|Cooperative Classification||B23D47/12, B27F5/023, Y10T409/306608|
|European Classification||B27F5/02A, B23D47/12|
|Jun 3, 1988||AS||Assignment|
Owner name: PORTER-CABLE CORP., YOUNGS CROSSING 45 BY-PASS, P.
Free format text: ASSIGNMENT OF ASSIGNORS INTEREST.;ASSIGNORS:BOSTEN, DONALD R.;COOPER, RANDY G.;REEL/FRAME:004897/0116
Effective date: 19880531
Owner name: PORTER-CABLE CORP., A CORP. OF MN,TENNESSEE
Free format text: ASSIGNMENT OF ASSIGNORS INTEREST;ASSIGNORS:BOSTEN, DONALD R.;COOPER, RANDY G.;REEL/FRAME:004897/0116

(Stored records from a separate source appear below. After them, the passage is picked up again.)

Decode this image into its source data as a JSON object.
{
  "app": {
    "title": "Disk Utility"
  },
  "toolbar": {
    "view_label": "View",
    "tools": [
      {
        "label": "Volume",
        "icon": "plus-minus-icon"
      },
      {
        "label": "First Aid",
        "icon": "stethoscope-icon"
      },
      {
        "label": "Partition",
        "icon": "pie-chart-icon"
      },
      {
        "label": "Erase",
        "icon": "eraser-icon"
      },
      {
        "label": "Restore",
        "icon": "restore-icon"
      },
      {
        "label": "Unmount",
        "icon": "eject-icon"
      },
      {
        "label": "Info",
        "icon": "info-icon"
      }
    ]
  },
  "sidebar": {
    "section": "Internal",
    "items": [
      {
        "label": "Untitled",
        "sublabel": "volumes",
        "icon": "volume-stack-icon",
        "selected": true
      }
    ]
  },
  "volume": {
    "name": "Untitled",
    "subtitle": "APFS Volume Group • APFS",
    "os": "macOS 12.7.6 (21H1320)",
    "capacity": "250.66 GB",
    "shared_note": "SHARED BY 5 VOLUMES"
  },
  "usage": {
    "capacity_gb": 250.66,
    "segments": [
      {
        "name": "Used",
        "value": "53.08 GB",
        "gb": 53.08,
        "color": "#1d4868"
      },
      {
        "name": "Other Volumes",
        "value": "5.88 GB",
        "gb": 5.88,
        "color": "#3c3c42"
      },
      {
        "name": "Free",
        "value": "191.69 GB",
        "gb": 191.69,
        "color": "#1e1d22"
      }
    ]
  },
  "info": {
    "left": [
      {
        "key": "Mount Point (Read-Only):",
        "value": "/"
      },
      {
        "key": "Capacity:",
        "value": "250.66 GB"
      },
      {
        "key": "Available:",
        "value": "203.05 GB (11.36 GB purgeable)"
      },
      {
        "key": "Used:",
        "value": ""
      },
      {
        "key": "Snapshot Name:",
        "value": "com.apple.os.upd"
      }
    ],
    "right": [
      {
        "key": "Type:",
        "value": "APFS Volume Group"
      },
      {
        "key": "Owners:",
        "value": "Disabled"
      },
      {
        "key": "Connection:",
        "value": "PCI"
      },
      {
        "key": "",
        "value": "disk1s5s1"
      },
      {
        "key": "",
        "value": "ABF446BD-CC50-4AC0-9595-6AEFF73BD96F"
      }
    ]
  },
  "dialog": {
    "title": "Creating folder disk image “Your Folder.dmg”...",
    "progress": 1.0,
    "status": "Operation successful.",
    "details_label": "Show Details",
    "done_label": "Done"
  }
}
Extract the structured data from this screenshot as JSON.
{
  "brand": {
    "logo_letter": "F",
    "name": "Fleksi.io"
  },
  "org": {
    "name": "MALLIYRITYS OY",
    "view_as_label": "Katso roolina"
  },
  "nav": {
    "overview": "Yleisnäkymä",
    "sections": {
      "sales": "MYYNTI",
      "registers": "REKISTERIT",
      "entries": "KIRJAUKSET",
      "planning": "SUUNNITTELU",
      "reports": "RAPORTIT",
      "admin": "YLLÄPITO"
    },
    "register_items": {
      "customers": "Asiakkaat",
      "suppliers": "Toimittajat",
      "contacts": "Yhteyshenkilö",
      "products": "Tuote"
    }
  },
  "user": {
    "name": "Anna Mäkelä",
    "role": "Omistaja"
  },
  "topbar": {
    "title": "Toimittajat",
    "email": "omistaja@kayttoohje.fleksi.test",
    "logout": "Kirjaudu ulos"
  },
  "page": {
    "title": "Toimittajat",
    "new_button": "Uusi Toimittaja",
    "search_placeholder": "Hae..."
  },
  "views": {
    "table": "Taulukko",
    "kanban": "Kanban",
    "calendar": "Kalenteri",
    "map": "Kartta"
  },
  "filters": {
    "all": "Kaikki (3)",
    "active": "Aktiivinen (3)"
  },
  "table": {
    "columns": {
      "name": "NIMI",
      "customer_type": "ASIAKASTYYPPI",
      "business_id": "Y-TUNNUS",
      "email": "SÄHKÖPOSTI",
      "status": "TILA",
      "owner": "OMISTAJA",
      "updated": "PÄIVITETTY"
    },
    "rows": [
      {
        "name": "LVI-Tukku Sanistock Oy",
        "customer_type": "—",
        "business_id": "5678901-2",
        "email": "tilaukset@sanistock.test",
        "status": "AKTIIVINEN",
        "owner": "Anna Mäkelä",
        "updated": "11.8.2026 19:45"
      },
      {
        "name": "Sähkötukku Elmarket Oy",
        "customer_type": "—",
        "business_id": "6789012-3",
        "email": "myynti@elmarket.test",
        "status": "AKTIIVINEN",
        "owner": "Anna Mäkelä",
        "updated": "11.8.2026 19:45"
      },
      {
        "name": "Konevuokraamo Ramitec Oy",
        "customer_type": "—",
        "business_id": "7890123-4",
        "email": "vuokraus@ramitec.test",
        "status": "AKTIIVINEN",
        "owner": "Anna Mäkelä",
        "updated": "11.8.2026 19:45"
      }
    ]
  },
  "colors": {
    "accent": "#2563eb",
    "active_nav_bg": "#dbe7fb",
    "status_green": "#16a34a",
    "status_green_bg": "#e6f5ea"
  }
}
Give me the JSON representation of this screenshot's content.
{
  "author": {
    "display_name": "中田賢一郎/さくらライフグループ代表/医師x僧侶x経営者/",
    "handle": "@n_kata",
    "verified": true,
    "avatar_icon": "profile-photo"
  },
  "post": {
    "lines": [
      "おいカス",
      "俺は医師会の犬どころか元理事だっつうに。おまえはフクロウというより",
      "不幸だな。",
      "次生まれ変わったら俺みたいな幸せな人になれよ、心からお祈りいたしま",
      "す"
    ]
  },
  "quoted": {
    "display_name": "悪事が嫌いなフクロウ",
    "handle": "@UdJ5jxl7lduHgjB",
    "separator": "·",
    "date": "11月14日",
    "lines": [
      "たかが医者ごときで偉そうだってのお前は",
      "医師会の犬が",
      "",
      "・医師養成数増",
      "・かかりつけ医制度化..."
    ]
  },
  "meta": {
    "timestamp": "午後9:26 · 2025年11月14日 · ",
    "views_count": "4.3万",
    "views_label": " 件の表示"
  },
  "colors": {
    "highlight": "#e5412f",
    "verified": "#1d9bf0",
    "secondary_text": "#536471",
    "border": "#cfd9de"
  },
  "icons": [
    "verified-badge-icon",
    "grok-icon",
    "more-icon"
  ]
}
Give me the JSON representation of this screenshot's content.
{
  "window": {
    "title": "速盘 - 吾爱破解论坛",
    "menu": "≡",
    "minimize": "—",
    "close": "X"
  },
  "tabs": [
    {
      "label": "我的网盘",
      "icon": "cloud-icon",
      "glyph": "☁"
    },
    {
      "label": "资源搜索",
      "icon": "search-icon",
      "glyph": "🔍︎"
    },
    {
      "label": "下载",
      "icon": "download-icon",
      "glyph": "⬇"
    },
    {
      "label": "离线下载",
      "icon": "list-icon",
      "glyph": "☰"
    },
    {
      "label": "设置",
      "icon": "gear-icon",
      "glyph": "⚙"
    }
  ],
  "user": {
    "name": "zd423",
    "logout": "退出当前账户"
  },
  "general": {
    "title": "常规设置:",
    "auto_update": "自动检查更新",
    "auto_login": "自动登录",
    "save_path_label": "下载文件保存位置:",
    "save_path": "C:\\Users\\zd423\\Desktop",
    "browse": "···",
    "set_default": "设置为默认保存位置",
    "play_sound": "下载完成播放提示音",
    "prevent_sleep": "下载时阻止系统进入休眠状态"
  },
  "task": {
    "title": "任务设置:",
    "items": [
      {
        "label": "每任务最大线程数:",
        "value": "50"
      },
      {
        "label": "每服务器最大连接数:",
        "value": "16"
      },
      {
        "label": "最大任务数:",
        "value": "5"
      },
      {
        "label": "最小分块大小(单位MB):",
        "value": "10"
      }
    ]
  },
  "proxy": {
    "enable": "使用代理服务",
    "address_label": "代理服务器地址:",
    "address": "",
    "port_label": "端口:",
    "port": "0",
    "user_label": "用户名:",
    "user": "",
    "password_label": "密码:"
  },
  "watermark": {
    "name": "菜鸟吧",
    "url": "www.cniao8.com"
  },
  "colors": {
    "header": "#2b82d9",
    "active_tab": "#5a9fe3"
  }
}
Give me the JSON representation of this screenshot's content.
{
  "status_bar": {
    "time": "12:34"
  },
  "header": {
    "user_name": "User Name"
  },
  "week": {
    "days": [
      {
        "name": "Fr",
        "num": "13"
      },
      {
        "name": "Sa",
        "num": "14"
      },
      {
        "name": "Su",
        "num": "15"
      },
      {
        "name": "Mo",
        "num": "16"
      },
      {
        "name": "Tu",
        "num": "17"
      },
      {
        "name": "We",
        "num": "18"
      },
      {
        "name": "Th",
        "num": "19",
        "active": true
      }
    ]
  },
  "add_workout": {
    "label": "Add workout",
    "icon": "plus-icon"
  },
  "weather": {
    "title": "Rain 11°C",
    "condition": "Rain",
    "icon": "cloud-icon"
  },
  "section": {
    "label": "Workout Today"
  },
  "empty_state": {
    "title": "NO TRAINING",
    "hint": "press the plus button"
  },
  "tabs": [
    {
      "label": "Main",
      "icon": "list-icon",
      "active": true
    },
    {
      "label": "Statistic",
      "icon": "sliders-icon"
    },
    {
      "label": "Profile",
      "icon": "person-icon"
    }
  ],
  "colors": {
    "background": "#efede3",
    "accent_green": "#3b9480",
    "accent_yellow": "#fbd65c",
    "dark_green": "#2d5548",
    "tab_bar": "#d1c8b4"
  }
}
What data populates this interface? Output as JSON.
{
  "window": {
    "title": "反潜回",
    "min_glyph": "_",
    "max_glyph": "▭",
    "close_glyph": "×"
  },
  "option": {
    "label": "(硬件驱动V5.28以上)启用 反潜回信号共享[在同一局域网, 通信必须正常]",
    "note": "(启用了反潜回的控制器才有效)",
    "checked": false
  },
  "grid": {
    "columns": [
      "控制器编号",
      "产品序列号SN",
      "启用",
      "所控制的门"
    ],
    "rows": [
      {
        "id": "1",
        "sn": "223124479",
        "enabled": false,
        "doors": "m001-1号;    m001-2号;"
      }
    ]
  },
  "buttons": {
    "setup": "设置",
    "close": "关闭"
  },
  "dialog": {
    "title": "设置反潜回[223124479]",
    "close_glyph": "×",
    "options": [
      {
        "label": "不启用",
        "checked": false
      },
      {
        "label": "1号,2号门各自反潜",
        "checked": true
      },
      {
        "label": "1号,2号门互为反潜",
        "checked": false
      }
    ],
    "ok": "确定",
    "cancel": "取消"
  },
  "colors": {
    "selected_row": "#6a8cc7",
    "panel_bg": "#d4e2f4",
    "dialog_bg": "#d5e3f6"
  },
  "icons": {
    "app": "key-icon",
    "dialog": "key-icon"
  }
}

Effective date: 19880531
|Feb 3, 1993||FPAY||Fee payment|
Year of fee payment: 4
|Feb 21, 1997||FPAY||Fee payment|
Year of fee payment: 8
|Jan 22, 2001||FPAY||Fee payment|
Year of fee payment: 12
|Jan 12, 2006||AS||Assignment|
Owner name: BLACK & DECKER INC., DELAWARE
Free format text: ASSIGNMENT OF ASSIGNORS INTEREST;ASSIGNOR:PORTER-CABLE CORPORATION;REEL/FRAME:017006/0374
Effective date: 20041002